A working paper released earlier this month examines the link between gas prices and urban sprawl [PDF]. Georges Tanguay and Ian Gingras, researchers from the University of Quebec, analyzed data from the 12 largest metro areas in Canada and found that high gas prices lead to decreased urban sprawl.
On average, a 1% increase in gas prices has caused: i) a .32% increase in the population living in the inner city and ii) a 1.28% decrease in low-density housing units.
The researchers also found that a 1% increase income increase can lead to a 0.23% decrease of people living in the city center, increasing urban sprawl.
Overall, the effect of gas price is substantial given that in a long-term horizon, it is legitimate to believe that gas prices could increase. Obviously, other factors may offset these effects, notably household income.
They also conclude that because household income will cancel out the affect of gas prices on urban sprawl, decreasing the price of public transportation would help reduce urban sprawl.
The authors admit that it's difficult to make these generalizations without looking at the reasons for sprawl in individual metro areas.
Nonetheless, as gas prices continue to rise, the authors believe this study could encourage politicians to refrain from calling for lower gas prices.
Some support government intervention to lower gas prices when they increase considerably. However, governments that want to hinder urban sprawl could emphasize the role of a large increase in gas prices.
Cheaper gas certainly won't help curb sprawl, but don't expect any politicians calling for an increase in gas prices anytime soon.

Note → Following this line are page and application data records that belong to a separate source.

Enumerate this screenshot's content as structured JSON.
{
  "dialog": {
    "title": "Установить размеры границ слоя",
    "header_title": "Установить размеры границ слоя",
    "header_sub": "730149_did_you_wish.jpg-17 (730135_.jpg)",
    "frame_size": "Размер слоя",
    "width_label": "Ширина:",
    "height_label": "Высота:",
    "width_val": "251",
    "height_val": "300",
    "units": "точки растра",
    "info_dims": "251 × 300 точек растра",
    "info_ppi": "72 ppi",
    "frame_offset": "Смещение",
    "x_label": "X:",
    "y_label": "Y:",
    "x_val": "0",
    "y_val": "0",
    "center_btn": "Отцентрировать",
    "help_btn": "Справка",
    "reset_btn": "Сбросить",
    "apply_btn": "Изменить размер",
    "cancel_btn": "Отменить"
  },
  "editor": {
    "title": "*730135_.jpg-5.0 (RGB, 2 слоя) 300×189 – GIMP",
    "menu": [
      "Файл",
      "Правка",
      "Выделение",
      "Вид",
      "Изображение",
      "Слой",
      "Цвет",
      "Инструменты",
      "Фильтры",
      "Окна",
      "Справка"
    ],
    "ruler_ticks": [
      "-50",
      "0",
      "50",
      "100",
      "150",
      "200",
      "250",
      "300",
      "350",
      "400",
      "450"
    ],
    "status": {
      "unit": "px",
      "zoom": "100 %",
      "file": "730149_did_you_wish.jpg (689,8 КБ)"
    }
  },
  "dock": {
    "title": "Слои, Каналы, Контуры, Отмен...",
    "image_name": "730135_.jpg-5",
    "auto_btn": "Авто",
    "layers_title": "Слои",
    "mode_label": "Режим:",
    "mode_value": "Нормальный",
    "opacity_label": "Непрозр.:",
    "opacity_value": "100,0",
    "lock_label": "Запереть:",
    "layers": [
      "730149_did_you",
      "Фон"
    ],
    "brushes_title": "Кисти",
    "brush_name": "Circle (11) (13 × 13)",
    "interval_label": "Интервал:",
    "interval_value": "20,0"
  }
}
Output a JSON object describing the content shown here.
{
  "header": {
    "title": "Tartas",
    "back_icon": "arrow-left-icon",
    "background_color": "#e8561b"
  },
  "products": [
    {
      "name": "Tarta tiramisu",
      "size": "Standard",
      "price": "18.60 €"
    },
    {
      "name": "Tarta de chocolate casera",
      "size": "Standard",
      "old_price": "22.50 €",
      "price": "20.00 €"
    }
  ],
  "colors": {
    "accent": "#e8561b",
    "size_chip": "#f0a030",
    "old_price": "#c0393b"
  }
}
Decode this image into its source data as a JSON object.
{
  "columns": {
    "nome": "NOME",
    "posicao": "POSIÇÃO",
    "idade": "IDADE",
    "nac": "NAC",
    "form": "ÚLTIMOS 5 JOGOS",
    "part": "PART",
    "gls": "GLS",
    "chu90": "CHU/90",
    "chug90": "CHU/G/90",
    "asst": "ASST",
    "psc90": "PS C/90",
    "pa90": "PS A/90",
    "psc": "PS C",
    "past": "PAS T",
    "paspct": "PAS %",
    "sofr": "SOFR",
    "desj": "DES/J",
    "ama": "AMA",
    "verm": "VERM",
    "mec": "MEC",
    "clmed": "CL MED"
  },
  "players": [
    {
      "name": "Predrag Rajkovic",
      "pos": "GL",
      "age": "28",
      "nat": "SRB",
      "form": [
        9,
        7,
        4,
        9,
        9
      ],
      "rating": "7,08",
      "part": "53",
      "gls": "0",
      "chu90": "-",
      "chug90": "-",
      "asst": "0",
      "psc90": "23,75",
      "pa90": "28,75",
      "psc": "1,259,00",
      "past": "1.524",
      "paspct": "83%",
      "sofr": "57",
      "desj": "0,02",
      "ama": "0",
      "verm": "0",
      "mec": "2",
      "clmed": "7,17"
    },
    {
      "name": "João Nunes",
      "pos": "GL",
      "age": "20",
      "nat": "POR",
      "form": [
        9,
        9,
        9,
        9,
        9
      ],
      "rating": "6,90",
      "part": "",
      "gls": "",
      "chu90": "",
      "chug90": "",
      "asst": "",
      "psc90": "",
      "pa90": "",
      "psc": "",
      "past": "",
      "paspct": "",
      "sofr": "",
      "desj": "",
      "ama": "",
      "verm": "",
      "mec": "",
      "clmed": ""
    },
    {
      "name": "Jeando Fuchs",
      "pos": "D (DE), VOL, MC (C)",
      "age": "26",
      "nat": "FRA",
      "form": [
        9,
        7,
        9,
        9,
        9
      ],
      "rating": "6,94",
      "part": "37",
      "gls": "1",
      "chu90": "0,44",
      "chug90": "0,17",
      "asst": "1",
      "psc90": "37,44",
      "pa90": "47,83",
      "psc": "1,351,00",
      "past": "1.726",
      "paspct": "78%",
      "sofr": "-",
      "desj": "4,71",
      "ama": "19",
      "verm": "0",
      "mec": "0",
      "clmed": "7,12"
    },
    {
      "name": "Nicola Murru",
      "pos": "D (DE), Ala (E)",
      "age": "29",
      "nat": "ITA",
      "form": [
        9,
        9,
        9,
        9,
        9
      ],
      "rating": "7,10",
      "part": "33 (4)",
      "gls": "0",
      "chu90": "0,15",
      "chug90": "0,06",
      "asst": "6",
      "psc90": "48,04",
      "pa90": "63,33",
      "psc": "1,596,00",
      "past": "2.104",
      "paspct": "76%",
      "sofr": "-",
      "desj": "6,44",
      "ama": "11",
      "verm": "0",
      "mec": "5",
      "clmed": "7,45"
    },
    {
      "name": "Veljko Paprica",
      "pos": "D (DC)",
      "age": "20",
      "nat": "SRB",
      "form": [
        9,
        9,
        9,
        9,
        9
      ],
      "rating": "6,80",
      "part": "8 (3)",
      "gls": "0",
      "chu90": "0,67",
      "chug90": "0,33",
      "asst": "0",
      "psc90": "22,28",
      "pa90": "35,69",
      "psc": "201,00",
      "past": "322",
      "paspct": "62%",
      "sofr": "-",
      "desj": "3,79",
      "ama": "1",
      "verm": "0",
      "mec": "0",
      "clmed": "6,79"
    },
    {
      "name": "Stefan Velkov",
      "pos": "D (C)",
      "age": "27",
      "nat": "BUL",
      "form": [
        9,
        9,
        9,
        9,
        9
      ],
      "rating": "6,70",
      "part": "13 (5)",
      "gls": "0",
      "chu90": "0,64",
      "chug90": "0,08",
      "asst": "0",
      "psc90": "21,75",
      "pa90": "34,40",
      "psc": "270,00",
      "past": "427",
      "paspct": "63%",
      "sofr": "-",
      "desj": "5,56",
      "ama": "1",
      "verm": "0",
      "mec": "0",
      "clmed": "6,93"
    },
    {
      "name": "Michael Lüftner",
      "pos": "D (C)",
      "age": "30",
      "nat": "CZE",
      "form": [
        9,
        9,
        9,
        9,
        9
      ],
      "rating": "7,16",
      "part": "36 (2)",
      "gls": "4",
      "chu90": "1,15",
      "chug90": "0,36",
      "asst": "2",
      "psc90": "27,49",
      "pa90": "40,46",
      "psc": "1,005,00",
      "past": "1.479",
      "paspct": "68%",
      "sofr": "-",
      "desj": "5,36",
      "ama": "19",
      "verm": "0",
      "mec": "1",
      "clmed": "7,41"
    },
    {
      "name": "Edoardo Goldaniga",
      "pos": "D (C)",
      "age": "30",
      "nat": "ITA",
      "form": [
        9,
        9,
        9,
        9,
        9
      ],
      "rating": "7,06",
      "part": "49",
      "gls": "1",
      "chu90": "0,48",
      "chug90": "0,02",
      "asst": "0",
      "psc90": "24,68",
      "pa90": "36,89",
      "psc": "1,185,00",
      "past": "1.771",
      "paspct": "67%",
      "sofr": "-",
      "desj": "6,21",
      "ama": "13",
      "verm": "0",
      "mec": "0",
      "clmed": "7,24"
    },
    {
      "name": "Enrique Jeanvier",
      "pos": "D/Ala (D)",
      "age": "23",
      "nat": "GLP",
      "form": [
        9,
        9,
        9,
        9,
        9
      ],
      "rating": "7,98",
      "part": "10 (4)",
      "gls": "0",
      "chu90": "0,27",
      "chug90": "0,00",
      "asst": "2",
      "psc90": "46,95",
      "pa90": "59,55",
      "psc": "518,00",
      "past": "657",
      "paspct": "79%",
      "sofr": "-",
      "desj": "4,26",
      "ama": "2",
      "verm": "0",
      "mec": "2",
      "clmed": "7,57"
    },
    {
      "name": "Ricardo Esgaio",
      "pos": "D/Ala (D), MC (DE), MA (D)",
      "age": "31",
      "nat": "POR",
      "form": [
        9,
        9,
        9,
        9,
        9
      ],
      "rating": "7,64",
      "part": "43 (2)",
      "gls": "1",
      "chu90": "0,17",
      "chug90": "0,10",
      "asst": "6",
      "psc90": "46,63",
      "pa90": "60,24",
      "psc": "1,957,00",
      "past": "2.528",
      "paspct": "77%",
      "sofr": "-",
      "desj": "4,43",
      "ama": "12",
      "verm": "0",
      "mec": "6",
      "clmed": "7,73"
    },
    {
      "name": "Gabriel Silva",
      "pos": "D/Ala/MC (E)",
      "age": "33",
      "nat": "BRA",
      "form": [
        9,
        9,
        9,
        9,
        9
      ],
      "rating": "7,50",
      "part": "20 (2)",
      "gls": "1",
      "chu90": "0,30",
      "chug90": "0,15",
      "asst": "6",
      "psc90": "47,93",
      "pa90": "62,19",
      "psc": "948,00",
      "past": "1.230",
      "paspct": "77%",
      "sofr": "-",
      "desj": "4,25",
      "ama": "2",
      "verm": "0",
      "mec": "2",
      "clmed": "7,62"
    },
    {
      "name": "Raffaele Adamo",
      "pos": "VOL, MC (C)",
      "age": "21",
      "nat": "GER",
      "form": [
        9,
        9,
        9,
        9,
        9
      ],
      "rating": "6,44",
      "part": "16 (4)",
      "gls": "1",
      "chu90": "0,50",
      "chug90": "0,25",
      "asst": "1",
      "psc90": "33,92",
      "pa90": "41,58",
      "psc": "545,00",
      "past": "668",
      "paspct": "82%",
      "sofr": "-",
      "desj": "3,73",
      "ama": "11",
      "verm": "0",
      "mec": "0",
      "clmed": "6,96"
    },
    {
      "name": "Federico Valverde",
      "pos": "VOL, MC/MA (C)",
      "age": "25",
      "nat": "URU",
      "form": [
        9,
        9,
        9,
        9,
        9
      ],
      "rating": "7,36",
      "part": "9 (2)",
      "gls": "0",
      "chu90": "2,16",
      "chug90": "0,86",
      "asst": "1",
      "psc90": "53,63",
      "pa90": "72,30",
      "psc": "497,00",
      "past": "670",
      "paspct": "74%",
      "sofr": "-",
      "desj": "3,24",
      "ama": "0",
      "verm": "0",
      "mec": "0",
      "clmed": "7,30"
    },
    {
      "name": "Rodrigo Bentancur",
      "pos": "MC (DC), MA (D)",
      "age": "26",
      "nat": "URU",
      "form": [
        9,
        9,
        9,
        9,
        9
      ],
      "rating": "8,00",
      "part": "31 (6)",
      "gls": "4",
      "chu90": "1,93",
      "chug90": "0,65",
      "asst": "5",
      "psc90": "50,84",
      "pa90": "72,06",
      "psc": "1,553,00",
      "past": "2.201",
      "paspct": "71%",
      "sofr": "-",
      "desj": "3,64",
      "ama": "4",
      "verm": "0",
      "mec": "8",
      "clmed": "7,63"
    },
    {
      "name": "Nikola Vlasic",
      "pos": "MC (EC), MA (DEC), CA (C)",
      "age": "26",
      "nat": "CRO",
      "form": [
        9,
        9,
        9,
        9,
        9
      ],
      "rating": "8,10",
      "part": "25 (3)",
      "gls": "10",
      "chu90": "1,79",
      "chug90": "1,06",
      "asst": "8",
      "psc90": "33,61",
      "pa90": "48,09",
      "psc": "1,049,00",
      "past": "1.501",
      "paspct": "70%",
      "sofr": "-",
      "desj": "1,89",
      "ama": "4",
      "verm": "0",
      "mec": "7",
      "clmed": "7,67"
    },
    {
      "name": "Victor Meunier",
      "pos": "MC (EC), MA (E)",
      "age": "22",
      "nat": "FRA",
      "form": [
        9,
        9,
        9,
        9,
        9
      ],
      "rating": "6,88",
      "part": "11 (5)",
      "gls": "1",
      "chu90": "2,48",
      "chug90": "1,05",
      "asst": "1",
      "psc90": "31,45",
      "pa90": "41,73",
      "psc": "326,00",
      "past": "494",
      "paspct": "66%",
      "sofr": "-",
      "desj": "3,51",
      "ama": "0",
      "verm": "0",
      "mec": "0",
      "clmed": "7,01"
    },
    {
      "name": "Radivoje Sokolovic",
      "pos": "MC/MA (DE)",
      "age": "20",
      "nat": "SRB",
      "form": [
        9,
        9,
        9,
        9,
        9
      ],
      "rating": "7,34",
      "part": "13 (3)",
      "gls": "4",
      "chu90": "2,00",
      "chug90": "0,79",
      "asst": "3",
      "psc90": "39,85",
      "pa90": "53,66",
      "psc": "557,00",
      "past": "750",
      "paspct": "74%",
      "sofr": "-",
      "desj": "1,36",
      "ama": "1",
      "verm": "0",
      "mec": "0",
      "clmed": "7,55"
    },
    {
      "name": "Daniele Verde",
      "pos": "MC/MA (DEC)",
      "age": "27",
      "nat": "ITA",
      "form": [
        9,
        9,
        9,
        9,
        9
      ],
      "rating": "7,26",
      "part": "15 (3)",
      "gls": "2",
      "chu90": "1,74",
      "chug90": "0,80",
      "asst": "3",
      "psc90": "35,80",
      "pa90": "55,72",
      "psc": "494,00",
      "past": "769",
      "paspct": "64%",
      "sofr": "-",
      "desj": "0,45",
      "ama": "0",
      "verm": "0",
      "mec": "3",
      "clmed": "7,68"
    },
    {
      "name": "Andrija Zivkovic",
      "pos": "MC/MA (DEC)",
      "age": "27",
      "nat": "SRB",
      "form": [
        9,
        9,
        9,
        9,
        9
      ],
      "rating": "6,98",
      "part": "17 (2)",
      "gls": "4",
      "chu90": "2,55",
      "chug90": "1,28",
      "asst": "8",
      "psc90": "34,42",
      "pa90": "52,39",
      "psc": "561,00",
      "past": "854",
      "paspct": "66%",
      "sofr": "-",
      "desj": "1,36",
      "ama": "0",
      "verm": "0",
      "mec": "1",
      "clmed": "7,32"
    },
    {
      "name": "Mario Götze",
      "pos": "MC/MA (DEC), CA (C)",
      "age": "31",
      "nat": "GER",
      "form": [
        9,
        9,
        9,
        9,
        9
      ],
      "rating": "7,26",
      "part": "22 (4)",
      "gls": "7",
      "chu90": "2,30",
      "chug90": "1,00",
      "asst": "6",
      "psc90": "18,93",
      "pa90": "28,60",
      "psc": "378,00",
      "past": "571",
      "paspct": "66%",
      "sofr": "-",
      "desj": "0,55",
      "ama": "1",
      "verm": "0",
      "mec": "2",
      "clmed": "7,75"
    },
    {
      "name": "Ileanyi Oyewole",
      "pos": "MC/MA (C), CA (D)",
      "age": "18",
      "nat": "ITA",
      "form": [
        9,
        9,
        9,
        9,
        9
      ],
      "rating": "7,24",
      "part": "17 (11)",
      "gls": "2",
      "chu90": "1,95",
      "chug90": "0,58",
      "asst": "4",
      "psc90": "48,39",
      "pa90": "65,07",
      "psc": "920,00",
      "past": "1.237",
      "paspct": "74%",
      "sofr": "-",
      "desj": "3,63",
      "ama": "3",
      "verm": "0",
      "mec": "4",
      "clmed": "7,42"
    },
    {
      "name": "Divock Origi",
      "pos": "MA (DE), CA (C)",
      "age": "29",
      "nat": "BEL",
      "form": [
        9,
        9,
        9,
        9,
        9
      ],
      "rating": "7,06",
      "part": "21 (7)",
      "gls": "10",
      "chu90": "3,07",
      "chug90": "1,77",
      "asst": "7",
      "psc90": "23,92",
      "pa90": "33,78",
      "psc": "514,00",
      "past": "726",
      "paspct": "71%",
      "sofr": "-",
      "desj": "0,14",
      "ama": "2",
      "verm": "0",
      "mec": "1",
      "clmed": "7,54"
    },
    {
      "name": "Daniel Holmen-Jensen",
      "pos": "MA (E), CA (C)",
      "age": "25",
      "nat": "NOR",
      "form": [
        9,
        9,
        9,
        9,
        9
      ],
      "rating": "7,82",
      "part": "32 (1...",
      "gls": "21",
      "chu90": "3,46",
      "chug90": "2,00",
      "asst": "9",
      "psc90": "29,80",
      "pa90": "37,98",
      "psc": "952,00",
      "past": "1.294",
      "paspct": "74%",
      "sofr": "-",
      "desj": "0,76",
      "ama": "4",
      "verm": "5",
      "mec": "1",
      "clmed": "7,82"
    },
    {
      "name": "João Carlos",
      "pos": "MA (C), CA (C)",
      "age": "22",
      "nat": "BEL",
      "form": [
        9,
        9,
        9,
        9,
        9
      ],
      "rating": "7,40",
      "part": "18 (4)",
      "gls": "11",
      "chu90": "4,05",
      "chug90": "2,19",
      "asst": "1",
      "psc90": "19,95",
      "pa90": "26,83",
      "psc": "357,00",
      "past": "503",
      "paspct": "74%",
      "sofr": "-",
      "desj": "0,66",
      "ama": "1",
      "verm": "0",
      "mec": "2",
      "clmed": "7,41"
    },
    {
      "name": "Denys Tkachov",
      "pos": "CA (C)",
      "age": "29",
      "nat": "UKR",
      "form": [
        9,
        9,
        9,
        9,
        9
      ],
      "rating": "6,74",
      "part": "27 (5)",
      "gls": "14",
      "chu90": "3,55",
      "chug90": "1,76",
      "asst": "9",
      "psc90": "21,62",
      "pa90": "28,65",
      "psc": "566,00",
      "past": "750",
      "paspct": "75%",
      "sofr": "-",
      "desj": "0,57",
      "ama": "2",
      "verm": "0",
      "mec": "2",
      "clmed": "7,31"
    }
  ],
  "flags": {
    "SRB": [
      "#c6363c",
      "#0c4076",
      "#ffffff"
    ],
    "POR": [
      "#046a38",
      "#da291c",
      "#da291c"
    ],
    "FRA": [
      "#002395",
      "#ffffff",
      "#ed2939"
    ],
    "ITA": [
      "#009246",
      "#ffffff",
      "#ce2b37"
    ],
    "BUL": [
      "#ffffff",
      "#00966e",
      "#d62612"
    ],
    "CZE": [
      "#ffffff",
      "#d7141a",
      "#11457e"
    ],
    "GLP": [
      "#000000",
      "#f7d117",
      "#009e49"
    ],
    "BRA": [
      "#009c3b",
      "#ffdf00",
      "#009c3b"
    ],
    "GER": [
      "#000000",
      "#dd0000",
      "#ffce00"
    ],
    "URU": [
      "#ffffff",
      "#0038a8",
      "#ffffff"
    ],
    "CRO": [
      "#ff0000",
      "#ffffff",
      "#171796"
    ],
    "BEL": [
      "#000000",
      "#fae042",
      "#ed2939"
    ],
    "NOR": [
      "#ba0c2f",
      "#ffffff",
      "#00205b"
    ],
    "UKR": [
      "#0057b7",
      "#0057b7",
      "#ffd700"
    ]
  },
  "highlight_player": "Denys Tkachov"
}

Even if they would be smart to promote less auto-dependent urban communities as gas prices will continue to rise over the long-term.
[Via The Infrastructurist]
Photo: Wikimedia Commons
This post was originally published on Smartplanet.com